On a happier note, what a great thread! I'm always at a loss finding books that are actually useful, and tend to go for the entertaining ones instead. Don't Try This At Home is a hilarious collection of short stories by chefs of the times they totally dropped the sausage in the lake- it's my go to reading after any rough day, and it never fails to make me laugh and feel a bit better.
 
4,450
104
Joined Aug 4, 2000
Recently, after owning most of these above books that have been recommended, I simply find myself going online and reading a half dozen recipes for a dish that received five stars from those that have tried them.  ...
Recently after cooking for 38 years, I've begun doing just that, researching the various versions on a dish/crust whatever and that's the best way to learn.  It ain't all chemistry and precise amounts of this and that!  But my very first cookbook is Raymond Oliver's LA CUISINE and it's truly a treatise on dishes prepared on the very rich side of things.  If you want rich texture, then this book is it.
 
Last edited:
965
86
Joined Apr 4, 2012
People dis the Bittman book a lot, but I like it, too.
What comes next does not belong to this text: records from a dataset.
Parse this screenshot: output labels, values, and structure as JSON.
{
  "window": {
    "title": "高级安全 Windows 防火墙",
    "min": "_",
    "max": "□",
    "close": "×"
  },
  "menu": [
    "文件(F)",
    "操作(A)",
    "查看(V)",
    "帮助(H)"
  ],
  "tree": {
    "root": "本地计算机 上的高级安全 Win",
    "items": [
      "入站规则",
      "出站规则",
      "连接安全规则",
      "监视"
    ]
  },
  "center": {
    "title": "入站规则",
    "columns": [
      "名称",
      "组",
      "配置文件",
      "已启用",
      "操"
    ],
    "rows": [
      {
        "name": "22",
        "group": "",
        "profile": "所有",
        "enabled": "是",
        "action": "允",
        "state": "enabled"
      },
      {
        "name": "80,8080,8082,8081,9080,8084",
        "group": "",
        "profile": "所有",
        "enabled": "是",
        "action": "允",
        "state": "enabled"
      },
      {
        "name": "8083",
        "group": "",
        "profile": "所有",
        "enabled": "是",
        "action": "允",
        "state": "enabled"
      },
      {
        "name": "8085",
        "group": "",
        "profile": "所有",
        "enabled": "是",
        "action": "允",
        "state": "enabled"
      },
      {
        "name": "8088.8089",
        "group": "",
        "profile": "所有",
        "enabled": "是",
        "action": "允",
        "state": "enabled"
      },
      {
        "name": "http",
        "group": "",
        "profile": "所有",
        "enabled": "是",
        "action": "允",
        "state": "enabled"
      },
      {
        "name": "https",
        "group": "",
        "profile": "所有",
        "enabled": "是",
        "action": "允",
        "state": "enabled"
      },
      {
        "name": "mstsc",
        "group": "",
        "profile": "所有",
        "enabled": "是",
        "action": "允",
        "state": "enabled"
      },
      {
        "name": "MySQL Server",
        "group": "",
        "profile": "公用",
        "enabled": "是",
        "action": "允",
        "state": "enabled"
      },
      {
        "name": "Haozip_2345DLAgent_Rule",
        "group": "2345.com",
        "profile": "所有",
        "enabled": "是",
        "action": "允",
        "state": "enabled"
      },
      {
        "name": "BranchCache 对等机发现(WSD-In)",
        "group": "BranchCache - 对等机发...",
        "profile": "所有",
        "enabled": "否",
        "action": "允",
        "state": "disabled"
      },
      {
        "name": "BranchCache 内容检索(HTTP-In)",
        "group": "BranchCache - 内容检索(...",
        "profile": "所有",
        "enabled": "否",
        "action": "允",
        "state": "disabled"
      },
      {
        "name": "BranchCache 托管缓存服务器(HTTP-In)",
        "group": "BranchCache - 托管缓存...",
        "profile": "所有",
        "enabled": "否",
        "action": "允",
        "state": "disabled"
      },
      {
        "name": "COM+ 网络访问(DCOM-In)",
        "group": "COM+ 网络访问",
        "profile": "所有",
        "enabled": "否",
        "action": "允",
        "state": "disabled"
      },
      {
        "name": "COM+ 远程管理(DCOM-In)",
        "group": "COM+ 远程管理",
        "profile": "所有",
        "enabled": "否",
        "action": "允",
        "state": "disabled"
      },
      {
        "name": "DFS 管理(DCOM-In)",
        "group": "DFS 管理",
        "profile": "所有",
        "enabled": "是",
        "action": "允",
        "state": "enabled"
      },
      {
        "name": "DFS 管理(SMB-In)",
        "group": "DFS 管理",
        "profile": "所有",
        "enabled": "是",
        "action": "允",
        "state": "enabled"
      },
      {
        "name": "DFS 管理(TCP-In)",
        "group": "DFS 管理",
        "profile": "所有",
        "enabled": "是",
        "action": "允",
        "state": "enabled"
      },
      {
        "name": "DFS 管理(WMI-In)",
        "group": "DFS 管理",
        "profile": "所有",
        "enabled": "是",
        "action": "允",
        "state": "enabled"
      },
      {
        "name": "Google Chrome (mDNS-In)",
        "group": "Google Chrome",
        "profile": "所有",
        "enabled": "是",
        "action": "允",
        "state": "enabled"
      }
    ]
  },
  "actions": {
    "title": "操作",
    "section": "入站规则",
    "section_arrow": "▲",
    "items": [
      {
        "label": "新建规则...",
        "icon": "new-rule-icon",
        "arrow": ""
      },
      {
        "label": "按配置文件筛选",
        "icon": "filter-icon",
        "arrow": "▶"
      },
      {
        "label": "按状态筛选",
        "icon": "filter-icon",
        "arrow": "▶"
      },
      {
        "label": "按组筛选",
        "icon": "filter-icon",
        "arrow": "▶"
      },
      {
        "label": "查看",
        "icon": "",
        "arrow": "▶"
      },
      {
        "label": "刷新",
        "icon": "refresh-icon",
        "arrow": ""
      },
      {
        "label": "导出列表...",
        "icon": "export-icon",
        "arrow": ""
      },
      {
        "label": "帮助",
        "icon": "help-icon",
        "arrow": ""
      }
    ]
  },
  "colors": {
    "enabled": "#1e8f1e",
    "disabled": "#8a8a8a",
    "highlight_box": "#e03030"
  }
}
I like it's fearless "try-it-you-can-do-this" attitude and I do find I pick it up for inspiration when I need to make something simple and tasty but don't have the energy to actually think very hard about getting food on the table. Aside from how intimidating the sheer heft of it can be, the text itself makes cooking sound uncomplicated, fun and satisfying and just about everything I've made from it has tasted pretty darned good. It's not very long on technique, though.
 
1
10
Joined Aug 9, 2013
Responding to the person whose husband has diabetes..."lowcarbhomechef"

I'm a low carb maven. Join this facebook group and life will get really easy for you:

Duke Low Carb Support Group

Really, this may change your life...It definitely did change mine!!
 
Last edited:
6
11
Joined Jul 27, 2015
Greetings everyone,

I'm looking for a set of recommendations for books that will be of great value to the home chef.  Something that gives a solid foundation to everything, perhaps along the lines of Larousse Gastronimique.  What other "Bibles" are there?

A few things about me:  I cook almost entirely vegetarian (primarily for the wife, as I am not a vegetarian).  I'm very proficient in Indian, Thai, Italian and New American styles.  I have a good foundation of skills already and can recreate most things without a recipe.

Since I am not professionally trained, I simply want to identify if I have any holes in my knowledge.

Also, specifically, there was a book that I remember that listed almost every type of ingredient available and then what paired well with it.  Can you please tell me what the name of that book is?


Thanks everyone!
 
182
25
Joined Sep 18, 2012
Cooking for Fifty? I do not think many people will be cooking for that many people maybe more than once in a lifetime unless they are in the catering business.

If I was to attempt that would would have some staff to help.

Once you have begun to master the cuisines you already know would it not be worthwhile to learn some new culinary skills?

Don't worry you will always have more to learn no matter how long you have been learning. It what we do, is it not?
 

Latest posts

Top Bottom